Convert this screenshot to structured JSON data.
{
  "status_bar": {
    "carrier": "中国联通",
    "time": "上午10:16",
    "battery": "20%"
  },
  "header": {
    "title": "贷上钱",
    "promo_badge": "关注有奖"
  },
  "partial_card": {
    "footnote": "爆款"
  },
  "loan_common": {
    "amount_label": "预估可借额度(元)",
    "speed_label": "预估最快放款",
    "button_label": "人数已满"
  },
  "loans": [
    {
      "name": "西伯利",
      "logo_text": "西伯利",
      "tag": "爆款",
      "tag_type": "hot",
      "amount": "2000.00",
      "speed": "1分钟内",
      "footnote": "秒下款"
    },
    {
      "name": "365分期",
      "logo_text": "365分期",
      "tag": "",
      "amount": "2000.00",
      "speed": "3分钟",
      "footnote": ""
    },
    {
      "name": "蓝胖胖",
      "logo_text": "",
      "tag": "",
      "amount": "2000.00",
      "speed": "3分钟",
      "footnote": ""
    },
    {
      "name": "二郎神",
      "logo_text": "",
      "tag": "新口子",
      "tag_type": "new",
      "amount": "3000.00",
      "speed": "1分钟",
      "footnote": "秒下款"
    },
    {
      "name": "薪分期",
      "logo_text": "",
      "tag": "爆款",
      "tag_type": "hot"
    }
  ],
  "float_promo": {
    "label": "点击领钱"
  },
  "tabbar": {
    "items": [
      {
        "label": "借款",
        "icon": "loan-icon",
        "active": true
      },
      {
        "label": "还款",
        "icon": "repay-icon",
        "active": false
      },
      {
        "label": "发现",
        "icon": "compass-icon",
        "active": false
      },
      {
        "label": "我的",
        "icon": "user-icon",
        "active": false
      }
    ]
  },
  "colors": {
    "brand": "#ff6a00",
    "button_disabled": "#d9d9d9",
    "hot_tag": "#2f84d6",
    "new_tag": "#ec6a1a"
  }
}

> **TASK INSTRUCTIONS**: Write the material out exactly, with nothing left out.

> **YOUR SOLUTION**:
Convert this screenshot to structured JSON data.
{
  "status_bar": {
    "carrier": "中国联通",
    "time": "上午10:16",
    "battery": "20%"
  },
  "header": {
    "title": "贷上钱",
    "promo_badge": "关注有奖"
  },
  "partial_card": {
    "footnote": "爆款"
  },
  "loan_common": {
    "amount_label": "预估可借额度(元)",
    "speed_label": "预估最快放款",
    "button_label": "人数已满"
  },
  "loans": [
    {
      "name": "西伯利",
      "logo_text": "西伯利",
      "tag": "爆款",
      "tag_type": "hot",
      "amount": "2000.00",
      "speed": "1分钟内",
      "footnote": "秒下款"
    },
    {
      "name": "365分期",
      "logo_text": "365分期",
      "tag": "",
      "amount": "2000.00",
      "speed": "3分钟",
      "footnote": ""
    },
    {
      "name": "蓝胖胖",
      "logo_text": "",
      "tag": "",
      "amount": "2000.00",
      "speed": "3分钟",
      "footnote": ""
    },
    {
      "name": "二郎神",
      "logo_text": "",
      "tag": "新口子",
      "tag_type": "new",
      "amount": "3000.00",
      "speed": "1分钟",
      "footnote": "秒下款"
    },
    {
      "name": "薪分期",
      "logo_text": "",
      "tag": "爆款",
      "tag_type": "hot"
    }
  ],
  "float_promo": {
    "label": "点击领钱"
  },
  "tabbar": {
    "items": [
      {
        "label": "借款",
        "icon": "loan-icon",
        "active": true
      },
      {
        "label": "还款",
        "icon": "repay-icon",
        "active": false
      },
      {
        "label": "发现",
        "icon": "compass-icon",
        "active": false
      },
      {
        "label": "我的",
        "icon": "user-icon",
        "active": false
      }
    ]
  },
  "colors": {
    "brand": "#ff6a00",
    "button_disabled": "#d9d9d9",
    "hot_tag": "#2f84d6",
    "new_tag": "#ec6a1a"
  }
}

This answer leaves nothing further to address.